_WHAT YOU HAVE TO DO_. Would you please copy each line below that includes the string "name"?

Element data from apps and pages
########################################
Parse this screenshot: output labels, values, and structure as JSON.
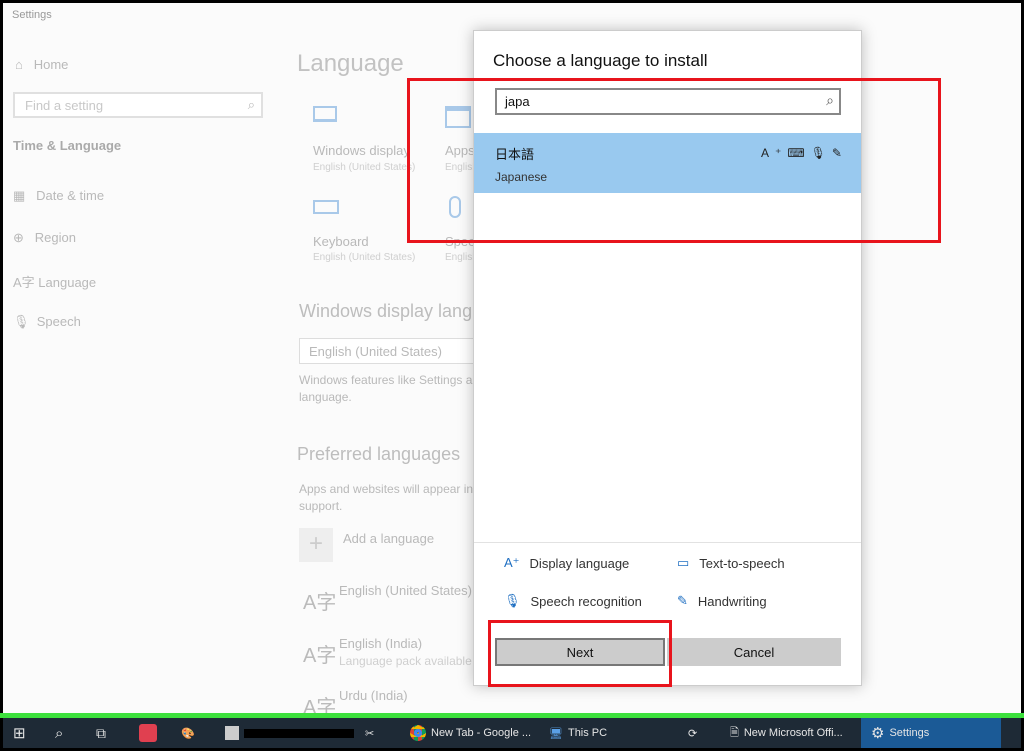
{
  "window": {
    "title": "Settings"
  },
  "sidebar": {
    "home": "Home",
    "search_placeholder": "Find a setting",
    "section": "Time & Language",
    "items": [
      {
        "label": "Date & time",
        "icon": "calendar-clock-icon"
      },
      {
        "label": "Region",
        "icon": "globe-icon"
      },
      {
        "label": "Language",
        "icon": "language-icon"
      },
      {
        "label": "Speech",
        "icon": "microphone-icon"
      }
    ]
  },
  "main": {
    "title": "Language",
    "tiles": [
      {
        "label": "Windows display",
        "sub": "English (United States)"
      },
      {
        "label": "Apps",
        "sub": "English"
      },
      {
        "label": "Keyboard",
        "sub": "English (United States)"
      },
      {
        "label": "Speech",
        "sub": "English"
      }
    ],
    "display_heading": "Windows display language",
    "display_value": "English (United States)",
    "display_note1": "Windows features like Settings a",
    "display_note2": "language.",
    "pref_heading": "Preferred languages",
    "pref_note1": "Apps and websites will appear in",
    "pref_note2": "support.",
    "add_language": "Add a language",
    "languages": [
      {
        "name": "English (United States)",
        "status": ""
      },
      {
        "name": "English (India)",
        "status": "Language pack available"
      },
      {
        "name": "Urdu (India)",
        "status": ""
      }
    ]
  },
  "dialog": {
    "title": "Choose a language to install",
    "search_value": "japa",
    "results": [
      {
        "native": "日本語",
        "english": "Japanese",
        "selected": true
      }
    ],
    "features": [
      "Display language",
      "Text-to-speech",
      "Speech recognition",
      "Handwriting"
    ],
    "next": "Next",
    "cancel": "Cancel"
  },
  "taskbar": {
    "items": [
      "New Tab - Google ...",
      "This PC",
      "New Microsoft Offi...",
      "Settings"
    ]
  },
  "colors": {
    "selection": "#99c9ef",
    "highlight_box": "#e8141c",
    "taskbar": "#1e2a36",
    "active_task": "#1b5a96"
  }
}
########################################
_FINISHED TASK_.
        "name": "English (United States)",
        "name": "English (India)",
        "name": "Urdu (India)",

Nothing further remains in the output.